B.C.’s Minister of Finance says she’s looking at better consumer protection in the future when it comes to purchasing a home in the province.
“It’s one of the things we are looking at. I also have concerns about people buying a home without doing any inspections whatsoever and the due diligence that needs to go into making such a significant purchase,” B.C. Finance Minister Selina Robinson told Global News.
In an interview with Consumer Matters, Robinson says when it comes to home buying and making legislative changes the province is addressing a number of issues. “That is the blind bidding. That’s looking at home inspections, looking at cooling-off periods. All of these things go into making a good sound decision that I think is reasonable and when we don’t have a heated market we have the opportunity to do all of the above,” Robinson said.
Questionable practices like subject-free offers and blind bidding have left many prospective buyers feeling powerless.
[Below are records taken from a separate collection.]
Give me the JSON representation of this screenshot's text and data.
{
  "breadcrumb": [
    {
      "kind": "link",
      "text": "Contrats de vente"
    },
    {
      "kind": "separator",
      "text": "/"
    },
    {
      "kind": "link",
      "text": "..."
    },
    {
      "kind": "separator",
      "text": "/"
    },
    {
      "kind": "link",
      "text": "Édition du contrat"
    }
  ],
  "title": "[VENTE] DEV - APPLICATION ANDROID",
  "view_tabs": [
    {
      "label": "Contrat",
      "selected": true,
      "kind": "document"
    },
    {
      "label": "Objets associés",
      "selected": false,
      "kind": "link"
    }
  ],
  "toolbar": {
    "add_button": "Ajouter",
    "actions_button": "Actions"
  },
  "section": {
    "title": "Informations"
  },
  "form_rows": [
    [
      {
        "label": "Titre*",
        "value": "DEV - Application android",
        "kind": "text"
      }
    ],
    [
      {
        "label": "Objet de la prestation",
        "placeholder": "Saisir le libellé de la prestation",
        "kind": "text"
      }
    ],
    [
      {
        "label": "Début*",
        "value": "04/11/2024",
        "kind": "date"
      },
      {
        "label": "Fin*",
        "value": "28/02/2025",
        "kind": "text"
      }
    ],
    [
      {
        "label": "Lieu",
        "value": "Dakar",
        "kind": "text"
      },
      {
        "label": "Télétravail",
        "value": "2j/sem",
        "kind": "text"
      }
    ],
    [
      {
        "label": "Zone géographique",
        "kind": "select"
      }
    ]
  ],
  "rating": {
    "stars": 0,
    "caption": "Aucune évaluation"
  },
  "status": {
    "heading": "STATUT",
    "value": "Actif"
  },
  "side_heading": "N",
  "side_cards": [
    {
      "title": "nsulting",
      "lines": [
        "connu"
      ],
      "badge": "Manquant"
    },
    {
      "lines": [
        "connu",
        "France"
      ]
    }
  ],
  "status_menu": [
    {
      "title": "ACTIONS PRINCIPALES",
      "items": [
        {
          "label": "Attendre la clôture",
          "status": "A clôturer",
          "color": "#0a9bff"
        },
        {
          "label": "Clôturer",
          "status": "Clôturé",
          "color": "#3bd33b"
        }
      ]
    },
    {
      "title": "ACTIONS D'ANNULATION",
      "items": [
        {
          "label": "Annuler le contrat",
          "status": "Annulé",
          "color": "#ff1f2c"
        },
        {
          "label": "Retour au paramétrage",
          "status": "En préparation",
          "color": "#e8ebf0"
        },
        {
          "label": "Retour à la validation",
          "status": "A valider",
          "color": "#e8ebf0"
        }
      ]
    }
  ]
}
Recently, Kamloops resident Blaine Thompson experienced blind bidding when he made an offer on a home – a practice where homebuyers are kept in the dark of other competing offers. “It’s like playing roulette with people’s lives,” Thompson said. “It’s completely disheartening because you are throwing a random amount of money which often it can be an entire year’s salary thrown out there.”
Thompson says he would like to see greater transparency.
“I would be quite happy if they had a system where the bidding was still open. The bidders themselves were anonymous, but the prices are listed,” said Thompson.
Andy Yan, director of Simon Fraser University’s City program says he’s concerned about the level of risk when engaging in practices like blind bidding, especially for young families.
“I think what bothers me about this practice is that what perhaps is the biggest purchase in the lives of most Canadians, you have more protections buying something on eBay than you have making this type of purchase,” Yan said.
Yan added the public needs to call for a level of accountability from the government to provide better protection for consumers. “If the existing leaders don’t have the political will then it’s a demand for new leadership or for leaders who do have the political will,” he said.
Vancouver realtor Steve Saretsky says there’s no easy fix to tackling practices like blind bidding. He says looking at a mandatory system similar to Ontario where the number of competing bids are disclosed may be an option.
“So it says Joe from Remax has submitted an offer and Steve from Sutton has submitted an offer and everyone can verify two offers have been registered. Now, you may not get the price or the terms, fair enough, but at least you can verify there are at least two offers on the property,” Saretsky explained.
Consumer Matters asked Robinson if there was a timeline for bringing in more consumer protection.
“If we can move quickly we will. Some things that may be more stringent will take longer,” she said. “We are looking at all things because at the end of the day what we want is the consumer to have the space and the time and the knowledge to make a well-informed decision and to not get caught.”